In 2015, India’s most reputed government airline, Air India, introduced a change in their uniform to allow western formals for women and more contemporary designs for men. The women now had three different uniforms to choose from – traditional bright yellow sari with a red border, a long black jacket with trousers, and a yellow kurta with black trousers. At first glance, this may seem like a great move, after all, saris, like skirts are not comfortable for everyone (or safe – they are hard to move in, in the event of an emergency landing), and forcing female attendants to wear them is unfair.
Interestingly though, the female flight attendants themselves protested against the change saying that it was a waste of time and money. Especially because it came at a time when Air India didn’t have much money and the attendants’ jobs were under threat. What was the real reason for this change in their uniform? Air India simply wanted to increase its profits and changing its uniforms was a step in that direction, because western outfits are perceived as more ‘modern’ and having a wider appeal. As a result, the change was yet another way of using people as tools to promote a particular image and wasn’t empowering to women at all.
On the 6th of February, 2017, SpiceJet – another popular Indian airline – brought about a change in their staff’s uniforms to make them, “Redder, Hotter and Spicier.” They were thinking along the same lines as Air India did in 2015, i.e., they were trying to give themselves an image makeover. And the female staff were the ones who they concentrated on making ‘sexier’. Here is a description of the uniform of the female flight attendants:
“For instance, the summer wear for the female cabin crew will include a one-piece dress.
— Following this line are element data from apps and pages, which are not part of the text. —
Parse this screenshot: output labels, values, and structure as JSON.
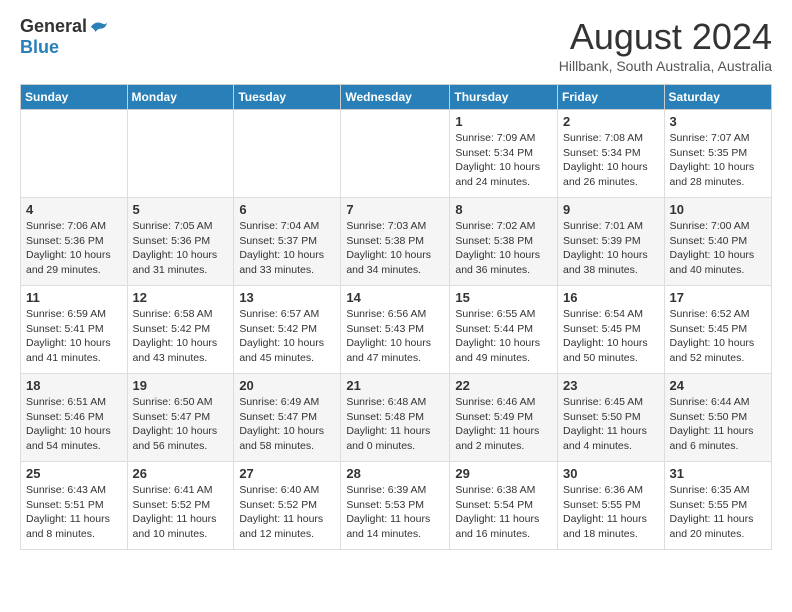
{
  "header": {
    "logo_general": "General",
    "logo_blue": "Blue",
    "month_year": "August 2024",
    "location": "Hillbank, South Australia, Australia"
  },
  "days_of_week": [
    "Sunday",
    "Monday",
    "Tuesday",
    "Wednesday",
    "Thursday",
    "Friday",
    "Saturday"
  ],
  "weeks": [
    [
      {
        "day": "",
        "info": ""
      },
      {
        "day": "",
        "info": ""
      },
      {
        "day": "",
        "info": ""
      },
      {
        "day": "",
        "info": ""
      },
      {
        "day": "1",
        "info": "Sunrise: 7:09 AM\nSunset: 5:34 PM\nDaylight: 10 hours\nand 24 minutes."
      },
      {
        "day": "2",
        "info": "Sunrise: 7:08 AM\nSunset: 5:34 PM\nDaylight: 10 hours\nand 26 minutes."
      },
      {
        "day": "3",
        "info": "Sunrise: 7:07 AM\nSunset: 5:35 PM\nDaylight: 10 hours\nand 28 minutes."
      }
    ],
    [
      {
        "day": "4",
        "info": "Sunrise: 7:06 AM\nSunset: 5:36 PM\nDaylight: 10 hours\nand 29 minutes."
      },
      {
        "day": "5",
        "info": "Sunrise: 7:05 AM\nSunset: 5:36 PM\nDaylight: 10 hours\nand 31 minutes."
      },
      {
        "day": "6",
        "info": "Sunrise: 7:04 AM\nSunset: 5:37 PM\nDaylight: 10 hours\nand 33 minutes."
      },
      {
        "day": "7",
        "info": "Sunrise: 7:03 AM\nSunset: 5:38 PM\nDaylight: 10 hours\nand 34 minutes."
      },
      {
        "day": "8",
        "info": "Sunrise: 7:02 AM\nSunset: 5:38 PM\nDaylight: 10 hours\nand 36 minutes."
      },
      {
        "day": "9",
        "info": "Sunrise: 7:01 AM\nSunset: 5:39 PM\nDaylight: 10 hours\nand 38 minutes."
      },
      {
        "day": "10",
        "info": "Sunrise: 7:00 AM\nSunset: 5:40 PM\nDaylight: 10 hours\nand 40 minutes."
      }
    ],
    [
      {
        "day": "11",
        "info": "Sunrise: 6:59 AM\nSunset: 5:41 PM\nDaylight: 10 hours\nand 41 minutes."
      },
      {
        "day": "12",
        "info": "Sunrise: 6:58 AM\nSunset: 5:42 PM\nDaylight: 10 hours\nand 43 minutes."
      },
      {
        "day": "13",
        "info": "Sunrise: 6:57 AM\nSunset: 5:42 PM\nDaylight: 10 hours\nand 45 minutes."
      },
      {
        "day": "14",
        "info": "Sunrise: 6:56 AM\nSunset: 5:43 PM\nDaylight: 10 hours\nand 47 minutes."
      },
      {
        "day": "15",
        "info": "Sunrise: 6:55 AM\nSunset: 5:44 PM\nDaylight: 10 hours\nand 49 minutes."
      },
      {
        "day": "16",
        "info": "Sunrise: 6:54 AM\nSunset: 5:45 PM\nDaylight: 10 hours\nand 50 minutes."
      },
      {
        "day": "17",
        "info": "Sunrise: 6:52 AM\nSunset: 5:45 PM\nDaylight: 10 hours\nand 52 minutes."
      }
    ],
    [
      {
        "day": "18",
        "info": "Sunrise: 6:51 AM\nSunset: 5:46 PM\nDaylight: 10 hours\nand 54 minutes."
      },
      {
        "day": "19",
        "info": "Sunrise: 6:50 AM\nSunset: 5:47 PM\nDaylight: 10 hours\nand 56 minutes."
      },
      {
        "day": "20",
        "info": "Sunrise: 6:49 AM\nSunset: 5:47 PM\nDaylight: 10 hours\nand 58 minutes."
      },
      {
        "day": "21",
        "info": "Sunrise: 6:48 AM\nSunset: 5:48 PM\nDaylight: 11 hours\nand 0 minutes."
      },
      {
        "day": "22",
        "info": "Sunrise: 6:46 AM\nSunset: 5:49 PM\nDaylight: 11 hours\nand 2 minutes."
      },
      {
        "day": "23",
        "info": "Sunrise: 6:45 AM\nSunset: 5:50 PM\nDaylight: 11 hours\nand 4 minutes."
      },
      {
        "day": "24",
        "info": "Sunrise: 6:44 AM\nSunset: 5:50 PM\nDaylight: 11 hours\nand 6 minutes."
      }
    ],
    [
      {
        "day": "25",
        "info": "Sunrise: 6:43 AM\nSunset: 5:51 PM\nDaylight: 11 hours\nand 8 minutes."
      },
      {
        "day": "26",
        "info": "Sunrise: 6:41 AM\nSunset: 5:52 PM\nDaylight: 11 hours\nand 10 minutes."
      },
      {
        "day": "27",
        "info": "Sunrise: 6:40 AM\nSunset: 5:52 PM\nDaylight: 11 hours\nand 12 minutes."
      },
      {
        "day": "28",
        "info": "Sunrise: 6:39 AM\nSunset: 5:53 PM\nDaylight: 11 hours\nand 14 minutes."
      },
      {
        "day": "29",
        "info": "Sunrise: 6:38 AM\nSunset: 5:54 PM\nDaylight: 11 hours\nand 16 minutes."
      },
      {
        "day": "30",
        "info": "Sunrise: 6:36 AM\nSunset: 5:55 PM\nDaylight: 11 hours\nand 18 minutes."
      },
      {
        "day": "31",
        "info": "Sunrise: 6:35 AM\nSunset: 5:55 PM\nDaylight: 11 hours\nand 20 minutes."
      }
    ]
  ]
}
They will be attired in a short shift dress, cut and sewn and detailed with accessory elements like a sling bag and box heels; for service, besides a pinafore inspired apron.”
SpiceJet’s idea was to sell their brand by selling women’s ‘sexiness’. You can see this in the image below, note the sharp contrast between the ‘sexiness’ of the male and female uniforms, which I sourced from the article cited immediately above.
These are not the only two cases of Indian airlines trying to use their female flight attendants (by giving them a particular dress code) as selling points. Fashion has often been given importance over function, especially when it comes to women. Whether a uniform is comfortable and safe for the female flight attendants is often overlooked in favour of making them look good for the passengers.
Advertising a woman’s sexuality in places where such an advertisement is not necessary, is not a new method. And it is used by airlines too, to attract potential passengers. But isn’t it high time we changed that?